What is going on with the oceans? Warming trends are bringing sea creatures further north and for longer periods.
In January, Oliver Milman reported at the Guardian about a sea snake with a suggestive name (“Why you yellow-bellied sea snake, you …!”) that has suddenly shown up in California.
“California beachgoers have been urged to steer clear of a species of highly venomous sea snake following a third, and unprecedented, instance of an aquatic serpent washing up on to the state’s beaches.
“A 20-inch yellow-bellied sea snake was discovered on a beach near San Diego … The sighting was the third reported instance since October of the species, which prefers the tropical waters of the Pacific and Indian oceans, washing up on California’s beaches.
“The only previous verified sighting of a washed-up yellow-bellied sea snake was in 1972. Experts believe the snakes have ridden a warm current of water, fueled by the exceptionally strong El Niño climatic event, farther north than they have ever previously ventured. …
“ ‘It’s been an incredibly interesting year for southern California. We’ve seen tuna and marlin and tropical bird species such as red-footed boobies,’ said Greg Pauly, curator of herpetology at the Natural History Museum of Los Angeles County. …
“Yellow-bellied sea snakes are fully aquatic snakes capable of swimming vast distances. Although they are highly venomous, their targets are small fish and it’s thought they have yet to cause a recorded human death.
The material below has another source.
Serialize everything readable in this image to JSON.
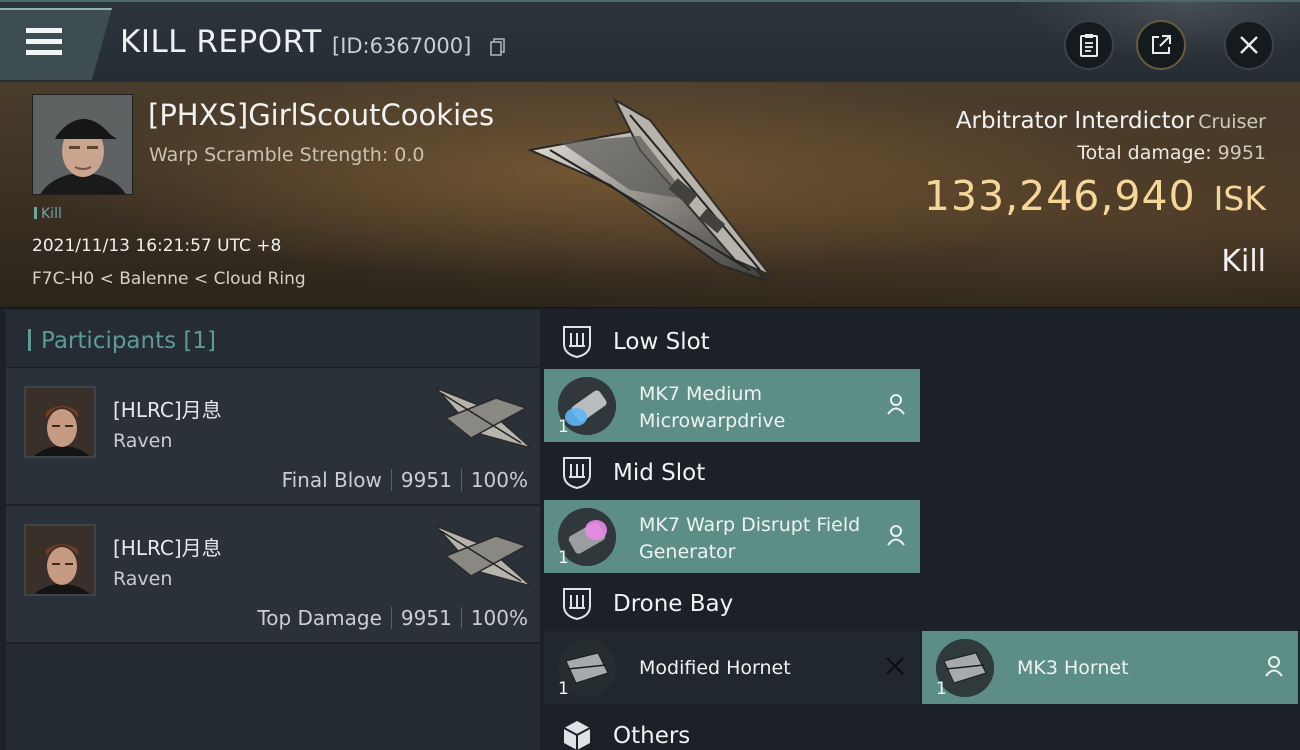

However, Pauly said people should keep their distance if they encounter another washed-up snake.
“ ‘They are fairly docile and it’s unlikely for someone to be envenomated,’ he said. ‘It’s rare for them to bite people, it’s usually fishermen who are carelessly pulling up fishing nets.’ ”
Photo: Carolyn Larcombe/Wandiyali Images
Seen in California after el Niño, yellow-bellied sea snakes usually live in the deep waters of the Pacific and Indian oceans.